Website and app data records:
——————————
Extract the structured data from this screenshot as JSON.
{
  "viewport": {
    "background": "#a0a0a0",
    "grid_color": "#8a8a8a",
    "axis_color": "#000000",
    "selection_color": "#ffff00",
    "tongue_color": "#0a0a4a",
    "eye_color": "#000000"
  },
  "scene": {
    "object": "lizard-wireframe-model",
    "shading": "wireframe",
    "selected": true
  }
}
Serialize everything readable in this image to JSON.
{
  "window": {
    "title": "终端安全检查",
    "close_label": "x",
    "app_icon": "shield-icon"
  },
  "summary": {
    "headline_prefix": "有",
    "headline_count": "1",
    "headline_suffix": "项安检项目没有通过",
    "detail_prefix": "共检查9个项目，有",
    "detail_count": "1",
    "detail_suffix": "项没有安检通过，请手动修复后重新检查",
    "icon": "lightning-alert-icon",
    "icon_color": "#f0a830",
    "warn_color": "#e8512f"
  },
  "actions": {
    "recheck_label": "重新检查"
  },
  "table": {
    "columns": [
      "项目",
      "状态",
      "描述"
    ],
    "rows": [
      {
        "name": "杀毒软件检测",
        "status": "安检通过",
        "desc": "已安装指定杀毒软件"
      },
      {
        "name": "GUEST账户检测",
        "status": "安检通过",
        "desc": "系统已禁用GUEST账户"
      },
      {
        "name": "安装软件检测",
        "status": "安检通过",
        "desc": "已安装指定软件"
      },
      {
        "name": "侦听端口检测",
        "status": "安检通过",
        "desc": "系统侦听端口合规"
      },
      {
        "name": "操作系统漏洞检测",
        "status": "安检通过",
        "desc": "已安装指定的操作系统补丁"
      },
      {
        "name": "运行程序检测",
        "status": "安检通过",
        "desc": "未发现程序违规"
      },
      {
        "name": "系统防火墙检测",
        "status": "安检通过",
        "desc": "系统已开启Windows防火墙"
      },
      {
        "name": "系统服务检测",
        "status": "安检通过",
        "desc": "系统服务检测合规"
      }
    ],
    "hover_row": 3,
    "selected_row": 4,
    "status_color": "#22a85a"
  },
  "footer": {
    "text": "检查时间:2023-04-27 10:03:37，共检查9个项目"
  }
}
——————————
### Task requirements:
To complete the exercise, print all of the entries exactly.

### Output below:
Extract the structured data from this screenshot as JSON.
{
  "viewport": {
    "background": "#a0a0a0",
    "grid_color": "#8a8a8a",
    "axis_color": "#000000",
    "selection_color": "#ffff00",
    "tongue_color": "#0a0a4a",
    "eye_color": "#000000"
  },
  "scene": {
    "object": "lizard-wireframe-model",
    "shading": "wireframe",
    "selected": true
  }
}
Serialize everything readable in this image to JSON.
{
  "window": {
    "title": "终端安全检查",
    "close_label": "x",
    "app_icon": "shield-icon"
  },
  "summary": {
    "headline_prefix": "有",
    "headline_count": "1",
    "headline_suffix": "项安检项目没有通过",
    "detail_prefix": "共检查9个项目，有",
    "detail_count": "1",
    "detail_suffix": "项没有安检通过，请手动修复后重新检查",
    "icon": "lightning-alert-icon",
    "icon_color": "#f0a830",
    "warn_color": "#e8512f"
  },
  "actions": {
    "recheck_label": "重新检查"
  },
  "table": {
    "columns": [
      "项目",
      "状态",
      "描述"
    ],
    "rows": [
      {
        "name": "杀毒软件检测",
        "status": "安检通过",
        "desc": "已安装指定杀毒软件"
      },
      {
        "name": "GUEST账户检测",
        "status": "安检通过",
        "desc": "系统已禁用GUEST账户"
      },
      {
        "name": "安装软件检测",
        "status": "安检通过",
        "desc": "已安装指定软件"
      },
      {
        "name": "侦听端口检测",
        "status": "安检通过",
        "desc": "系统侦听端口合规"
      },
      {
        "name": "操作系统漏洞检测",
        "status": "安检通过",
        "desc": "已安装指定的操作系统补丁"
      },
      {
        "name": "运行程序检测",
        "status": "安检通过",
        "desc": "未发现程序违规"
      },
      {
        "name": "系统防火墙检测",
        "status": "安检通过",
        "desc": "系统已开启Windows防火墙"
      },
      {
        "name": "系统服务检测",
        "status": "安检通过",
        "desc": "系统服务检测合规"
      }
    ],
    "hover_row": 3,
    "selected_row": 4,
    "status_color": "#22a85a"
  },
  "footer": {
    "text": "检查时间:2023-04-27 10:03:37，共检查9个项目"
  }
}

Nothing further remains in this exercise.